Hi, have we met? I’m Jamie, and I have no shame in taking things off the curb on trash day. People where I grew up had no problem tossing that water-stained coffee table or three-legged chair out the front door for the garbage man to haul away. I, however, have a knack for seeing things for their potential and not just their flaws.
When we were in Idaho, I don’t know why, but there was little to no curb finds the entire nine years I lived there. I don’t know if people were handier at fixing stuff, hoarders or more likely to resell or donate rather than simply trash a piece of furniture. Whatever the reason, I relied heavily on garage sales and thrift stores to fuel my need to paint the furniture. Or, as my husband would tell it, to fill our garage with defunct junk.
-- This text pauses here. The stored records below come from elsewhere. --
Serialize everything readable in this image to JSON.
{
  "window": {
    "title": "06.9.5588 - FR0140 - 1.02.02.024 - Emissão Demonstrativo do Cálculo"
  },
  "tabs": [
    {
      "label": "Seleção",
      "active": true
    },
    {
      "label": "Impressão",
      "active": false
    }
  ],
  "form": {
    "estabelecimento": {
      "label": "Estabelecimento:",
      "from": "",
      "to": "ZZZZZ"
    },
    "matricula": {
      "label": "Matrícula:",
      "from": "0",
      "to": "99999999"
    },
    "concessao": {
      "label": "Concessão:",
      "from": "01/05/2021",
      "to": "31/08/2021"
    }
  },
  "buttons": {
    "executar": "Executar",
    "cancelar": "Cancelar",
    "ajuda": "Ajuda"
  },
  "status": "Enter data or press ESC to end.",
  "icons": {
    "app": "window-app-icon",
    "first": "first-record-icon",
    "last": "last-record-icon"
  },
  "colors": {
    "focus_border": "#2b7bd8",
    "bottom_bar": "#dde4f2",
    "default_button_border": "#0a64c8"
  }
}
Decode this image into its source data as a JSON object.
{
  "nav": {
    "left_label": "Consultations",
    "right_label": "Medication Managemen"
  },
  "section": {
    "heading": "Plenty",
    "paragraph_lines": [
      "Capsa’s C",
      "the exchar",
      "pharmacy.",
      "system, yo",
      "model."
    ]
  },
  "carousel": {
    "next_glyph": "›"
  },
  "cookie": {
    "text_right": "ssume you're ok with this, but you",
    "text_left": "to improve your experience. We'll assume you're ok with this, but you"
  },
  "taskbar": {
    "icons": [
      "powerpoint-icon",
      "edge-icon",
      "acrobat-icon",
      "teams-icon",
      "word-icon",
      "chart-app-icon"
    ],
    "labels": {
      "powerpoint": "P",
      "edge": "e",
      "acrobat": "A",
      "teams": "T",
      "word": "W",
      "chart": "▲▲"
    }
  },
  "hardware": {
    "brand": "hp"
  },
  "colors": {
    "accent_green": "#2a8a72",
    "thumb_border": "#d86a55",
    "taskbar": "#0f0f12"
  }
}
Texas is like my childhood all over again. Did someone just replace a closet door? That old ugly bi-fold is on the street come Monday. Has a dresser been sitting on a neighbor’s back porch for several seasons, taking in the rain and wind and sun? It stands pathetic and ready for the dump. Has a child’s dangerous drop-side crib been sitting in the garage, taking up space for years that a car should really be occupying? It’s there in the morning, next to bags of refuse and a beat up file cabinet.
That’s why I love Mondays. I’m not ashamed to spot something with potential as I’m driving by, back that trunk up and load it. I still enjoy my trips to the thrift stores and can’t pass a garage sale without slowing down and leering at the folding tables of dishes and tchotchkes, desperately hoping to find something worthy of the three single dollars I have in my wallet. But the free trash is the best.
Here is one project I’ve completed with this bounty.